But if you don’t have a week or even a weekend for slow travel you may fancy a shorter jaunt on the water. Carrick on Shannon’s Moon River Boat hosts many events during the high season. If you are a lover of Yeat’s poetry you may want to visit Parkes Castle and take a trip out to the Isle of Innisfree in Lough Gill, which inspired Yeats’ poem of that name.
5) Glencar Waterfalls and Lake
While on the subject of William Butler Lake’s it is worth mentioning another beauty spot that inspired his poem “The Stolen Child.” Up at the tip of North Leitrim close to the Sligo boundary is Glencar Waterfall. This peaceful spot is accessed from a turn off the N16 between Manorhamilton and Sligo. It is also a good fairy hunting spot so be sure to bring a little offering for the fairies and they may show themselves. Remember, they like chocolate! And shiny things like coins, but please do not toss coins into the the stream.
6) The Organic Centre
One comment I’ve heard about this garden is that it is always changing and evolving. A major training centre in Ireland promoting organic and sustainable living, the Organic Centre has polytunnels, orchard, willow nursery and woodland to explore. It’s distinctive grass roof and reed bed system shows that it walks its talk. Weekend courses are run year round and there is a shop where you can buy seeds, books and other useful garden equipment. A nursery provides vegetable, herb, shrub and flower plant stock, too.
7) The Séan Mac Diarmuida Memorial Cottage
Irish history lovers will not want to miss this historical monument to one of the 1916 signatories of Ireland’s Declaration of Independence. A native of Kiltyclogher, the family homeplace of Séan McDermott (or Mac Diarmuida) is now a small museum. You can find this by turning right off the N16 at the Rainbow Ballroom of Romance. There is a left hand turning posted on this road traveling through Glenfarne, one of Leitrim’s Seven Glens, towards Kiltyclogher. There is also a memorial in the centre of the village to their local hero.
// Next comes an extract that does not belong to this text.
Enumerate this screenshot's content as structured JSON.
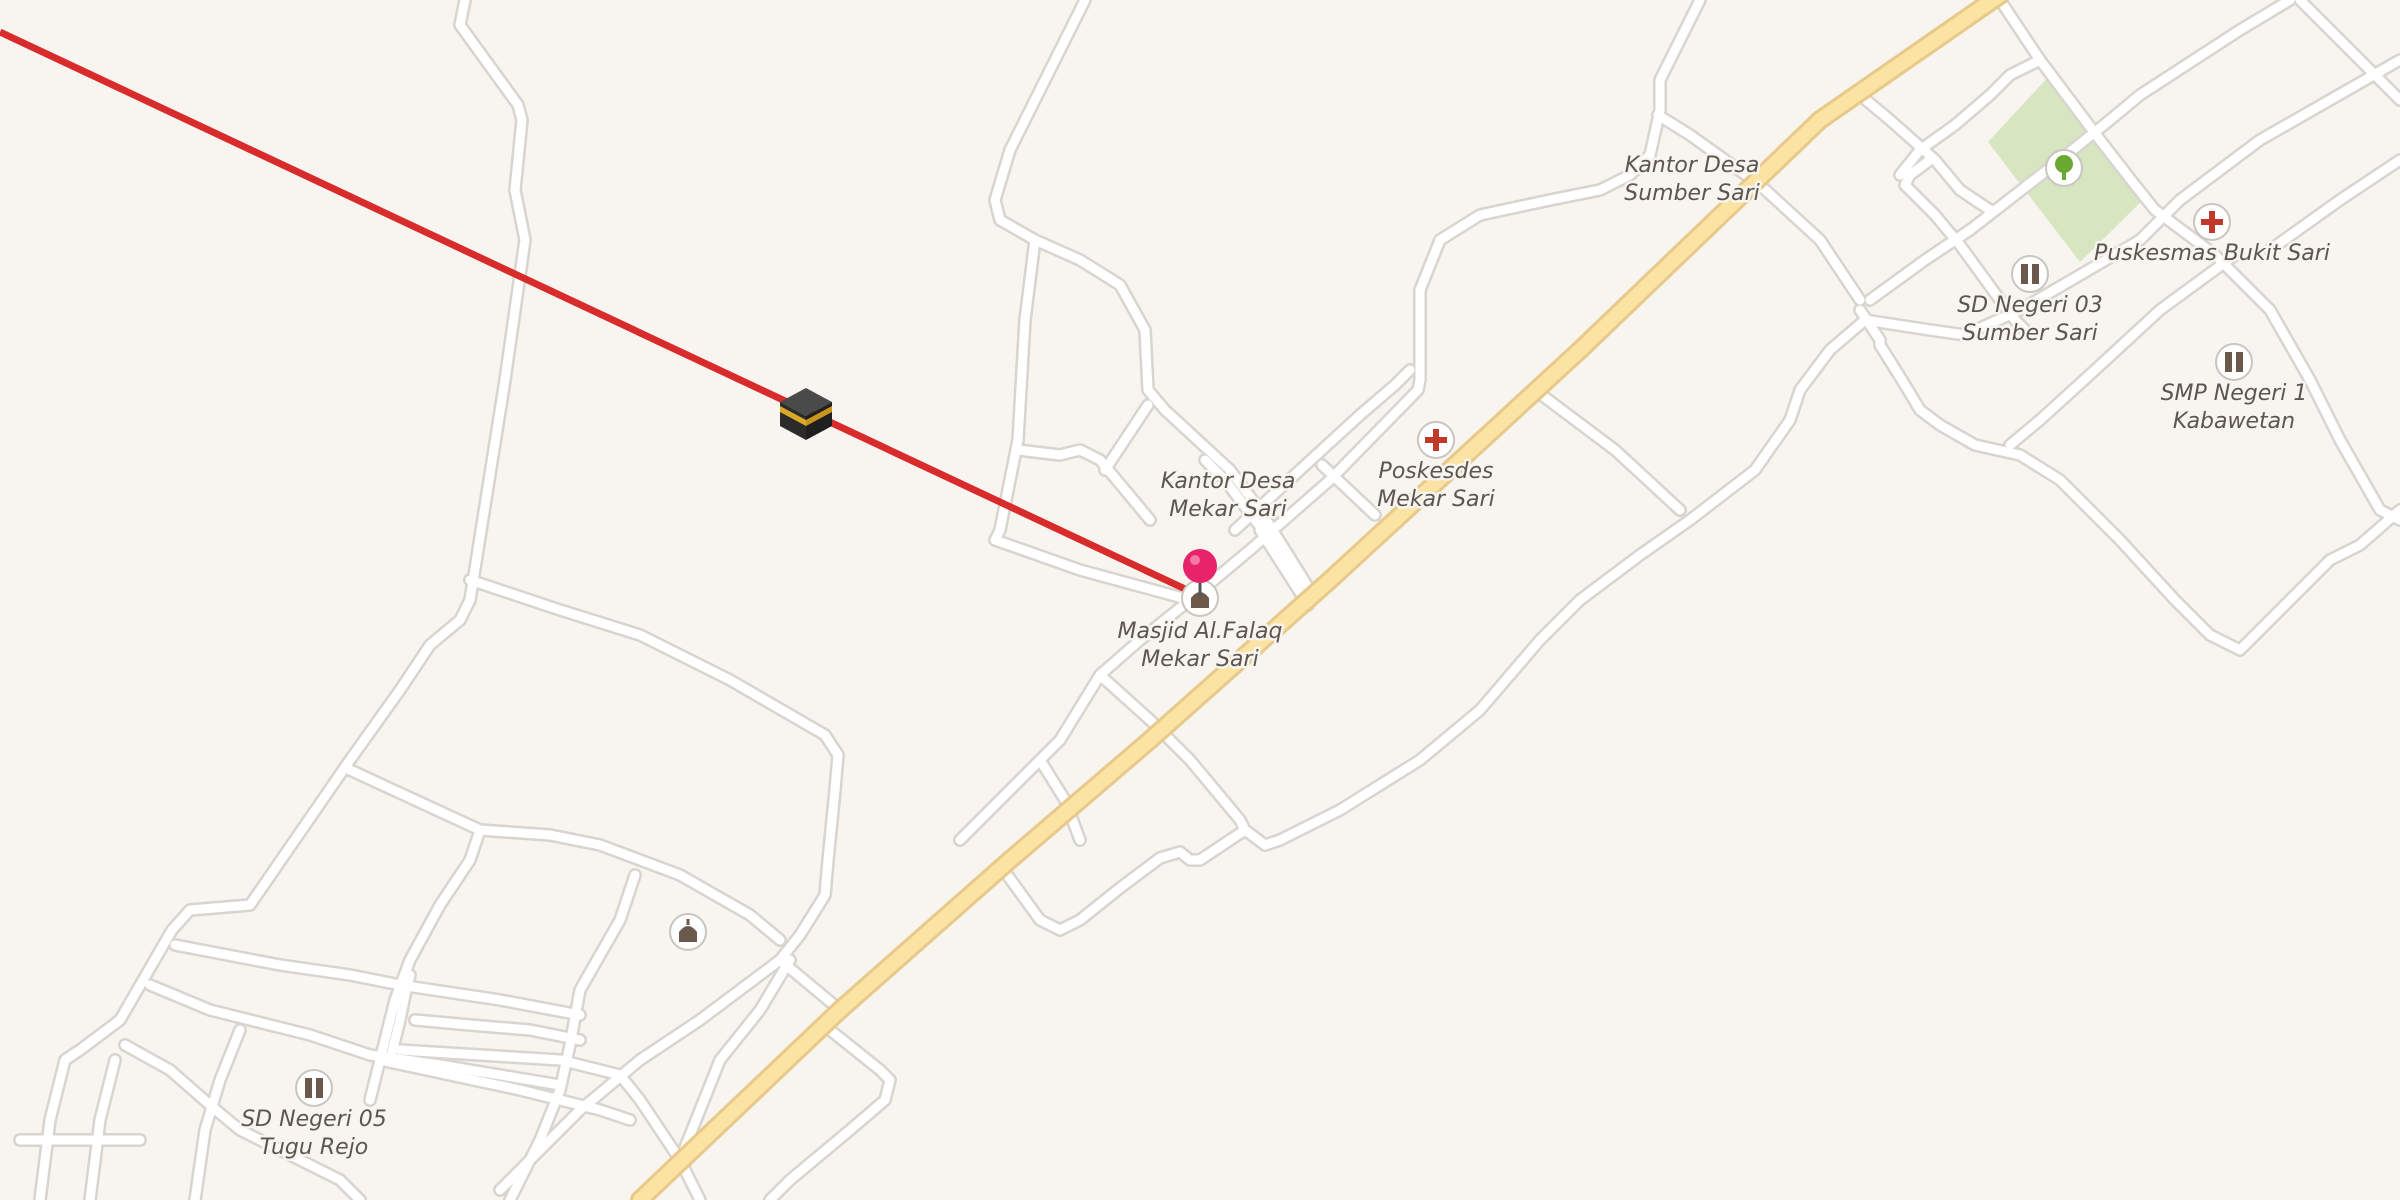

There are many more things to see and do in Lovely Leitrim but these few pointers will put you on track to discover some of your own favourites no matter which part of the county you decide to explore.